Records shown:

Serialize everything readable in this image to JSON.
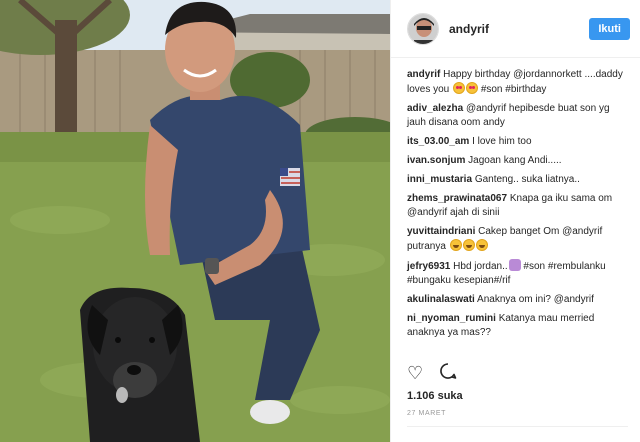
{
  "post": {
    "username": "andyrif",
    "follow_label": "Ikuti",
    "likes": "1.106 suka",
    "date": "27 MARET"
  },
  "comments": [
    {
      "user": "andyrif",
      "parts": [
        {
          "t": "Happy birthday "
        },
        {
          "t": "@jordannorkett",
          "blue": true
        },
        {
          "t": " ....daddy loves you "
        },
        {
          "emoji": "love"
        },
        {
          "emoji": "love"
        },
        {
          "t": " "
        },
        {
          "t": "#son",
          "blue": true
        },
        {
          "t": " "
        },
        {
          "t": "#birthday",
          "blue": true
        }
      ]
    },
    {
      "user": "adiv_alezha",
      "parts": [
        {
          "t": "@andyrif",
          "blue": true
        },
        {
          "t": " hepibesde buat son yg jauh disana oom andy"
        }
      ]
    },
    {
      "user": "its_03.00_am",
      "parts": [
        {
          "t": "I love him too"
        }
      ]
    },
    {
      "user": "ivan.sonjum",
      "parts": [
        {
          "t": "Jagoan kang Andi....."
        }
      ]
    },
    {
      "user": "inni_mustaria",
      "parts": [
        {
          "t": "Ganteng.. suka liatnya.."
        }
      ]
    },
    {
      "user": "zhems_prawinata067",
      "parts": [
        {
          "t": "Knapa ga iku sama om "
        },
        {
          "t": "@andyrif",
          "blue": true
        },
        {
          "t": " ajah di sinii"
        }
      ]
    },
    {
      "user": "yuvittaindriani",
      "parts": [
        {
          "t": "Cakep banget Om "
        },
        {
          "t": "@andyrif",
          "blue": true
        },
        {
          "t": " putranya "
        },
        {
          "emoji": "grin"
        },
        {
          "emoji": "grin"
        },
        {
          "emoji": "grin"
        }
      ]
    },
    {
      "user": "jefry6931",
      "parts": [
        {
          "t": "Hbd jordan.."
        },
        {
          "emoji": "person"
        },
        {
          "t": " "
        },
        {
          "t": "#son",
          "blue": true
        },
        {
          "t": " "
        },
        {
          "t": "#rembulanku",
          "blue": true
        },
        {
          "t": " "
        },
        {
          "t": "#bungaku",
          "blue": true
        },
        {
          "t": " kesepian#/rif"
        }
      ]
    },
    {
      "user": "akulinalaswati",
      "parts": [
        {
          "t": "Anaknya om ini? "
        },
        {
          "t": "@andyrif",
          "blue": true
        }
      ]
    },
    {
      "user": "ni_nyoman_rumini",
      "parts": [
        {
          "t": "Katanya mau merried anaknya ya mas??"
        }
      ]
    }
  ],
  "icons": {
    "like": "heart-icon",
    "comment": "comment-icon"
  },
  "colors": {
    "follow": "#3897f0",
    "link": "#003569",
    "text": "#262626",
    "muted": "#999999"
  }
}
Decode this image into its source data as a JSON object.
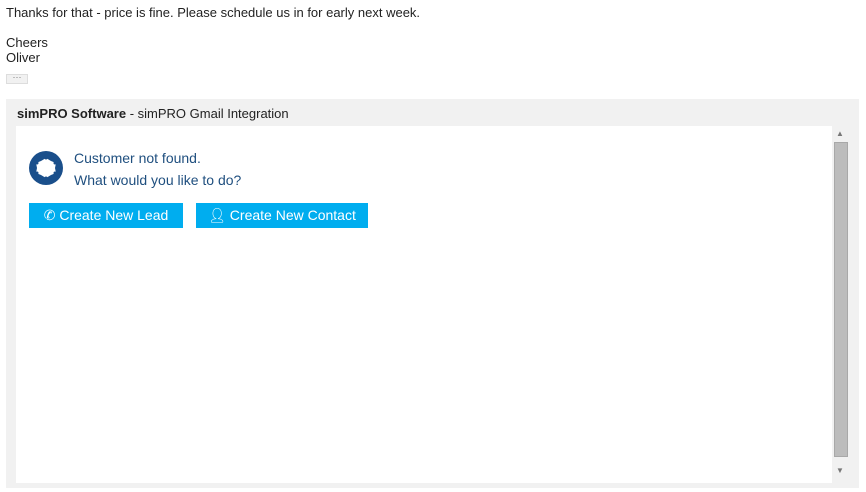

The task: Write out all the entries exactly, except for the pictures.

Result of this exercise:
Serialize everything readable in this image to JSON.
{
  "post": {
    "username": "andyrif",
    "follow_label": "Ikuti",
    "likes": "1.106 suka",
    "date": "27 MARET"
  },
  "comments": [
    {
      "user": "andyrif",
      "parts": [
        {
          "t": "Happy birthday "
        },
        {
          "t": "@jordannorkett",
          "blue": true
        },
        {
          "t": " ....daddy loves you "
        },
        {
          "emoji": "love"
        },
        {
          "emoji": "love"
        },
        {
          "t": " "
        },
        {
          "t": "#son",
          "blue": true
        },
        {
          "t": " "
        },
        {
          "t": "#birthday",
          "blue": true
        }
      ]
    },
    {
      "user": "adiv_alezha",
      "parts": [
        {
          "t": "@andyrif",
          "blue": true
        },
        {
          "t": " hepibesde buat son yg jauh disana oom andy"
        }
      ]
    },
    {
      "user": "its_03.00_am",
      "parts": [
        {
          "t": "I love him too"
        }
      ]
    },
    {
      "user": "ivan.sonjum",
      "parts": [
        {
          "t": "Jagoan kang Andi....."
        }
      ]
    },
    {
      "user": "inni_mustaria",
      "parts": [
        {
          "t": "Ganteng.. suka liatnya.."
        }
      ]
    },
    {
      "user": "zhems_prawinata067",
      "parts": [
        {
          "t": "Knapa ga iku sama om "
        },
        {
          "t": "@andyrif",
          "blue": true
        },
        {
          "t": " ajah di sinii"
        }
      ]
    },
    {
      "user": "yuvittaindriani",
      "parts": [
        {
          "t": "Cakep banget Om "
        },
        {
          "t": "@andyrif",
          "blue": true
        },
        {
          "t": " putranya "
        },
        {
          "emoji": "grin"
        },
        {
          "emoji": "grin"
        },
        {
          "emoji": "grin"
        }
      ]
    },
    {
      "user": "jefry6931",
      "parts": [
        {
          "t": "Hbd jordan.."
        },
        {
          "emoji": "person"
        },
        {
          "t": " "
        },
        {
          "t": "#son",
          "blue": true
        },
        {
          "t": " "
        },
        {
          "t": "#rembulanku",
          "blue": true
        },
        {
          "t": " "
        },
        {
          "t": "#bungaku",
          "blue": true
        },
        {
          "t": " kesepian#/rif"
        }
      ]
    },
    {
      "user": "akulinalaswati",
      "parts": [
        {
          "t": "Anaknya om ini? "
        },
        {
          "t": "@andyrif",
          "blue": true
        }
      ]
    },
    {
      "user": "ni_nyoman_rumini",
      "parts": [
        {
          "t": "Katanya mau merried anaknya ya mas??"
        }
      ]
    }
  ],
  "icons": {
    "like": "heart-icon",
    "comment": "comment-icon"
  },
  "colors": {
    "follow": "#3897f0",
    "link": "#003569",
    "text": "#262626",
    "muted": "#999999"
  }
}
Decode this image into its source data as a JSON object.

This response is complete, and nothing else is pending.